Items from an interface collection
* * * * *
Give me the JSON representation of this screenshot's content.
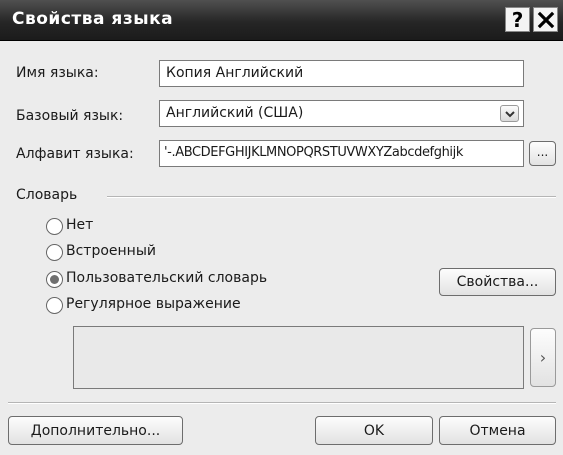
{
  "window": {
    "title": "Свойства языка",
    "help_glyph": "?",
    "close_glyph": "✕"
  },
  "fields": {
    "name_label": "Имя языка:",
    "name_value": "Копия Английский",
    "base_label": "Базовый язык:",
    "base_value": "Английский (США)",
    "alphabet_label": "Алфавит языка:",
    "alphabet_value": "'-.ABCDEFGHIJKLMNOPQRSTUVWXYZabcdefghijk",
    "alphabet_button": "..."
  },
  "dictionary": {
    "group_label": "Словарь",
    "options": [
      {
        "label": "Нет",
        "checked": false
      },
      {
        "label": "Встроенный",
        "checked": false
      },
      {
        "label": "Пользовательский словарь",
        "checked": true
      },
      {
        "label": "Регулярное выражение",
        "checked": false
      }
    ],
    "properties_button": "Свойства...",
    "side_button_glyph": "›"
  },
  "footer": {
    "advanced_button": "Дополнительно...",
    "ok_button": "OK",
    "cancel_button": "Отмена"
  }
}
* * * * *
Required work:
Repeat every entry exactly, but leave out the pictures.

Exercise solution:
Give me the JSON representation of this screenshot's content.
{
  "window": {
    "title": "Свойства языка",
    "help_glyph": "?",
    "close_glyph": "✕"
  },
  "fields": {
    "name_label": "Имя языка:",
    "name_value": "Копия Английский",
    "base_label": "Базовый язык:",
    "base_value": "Английский (США)",
    "alphabet_label": "Алфавит языка:",
    "alphabet_value": "'-.ABCDEFGHIJKLMNOPQRSTUVWXYZabcdefghijk",
    "alphabet_button": "..."
  },
  "dictionary": {
    "group_label": "Словарь",
    "options": [
      {
        "label": "Нет",
        "checked": false
      },
      {
        "label": "Встроенный",
        "checked": false
      },
      {
        "label": "Пользовательский словарь",
        "checked": true
      },
      {
        "label": "Регулярное выражение",
        "checked": false
      }
    ],
    "properties_button": "Свойства...",
    "side_button_glyph": "›"
  },
  "footer": {
    "advanced_button": "Дополнительно...",
    "ok_button": "OK",
    "cancel_button": "Отмена"
  }
}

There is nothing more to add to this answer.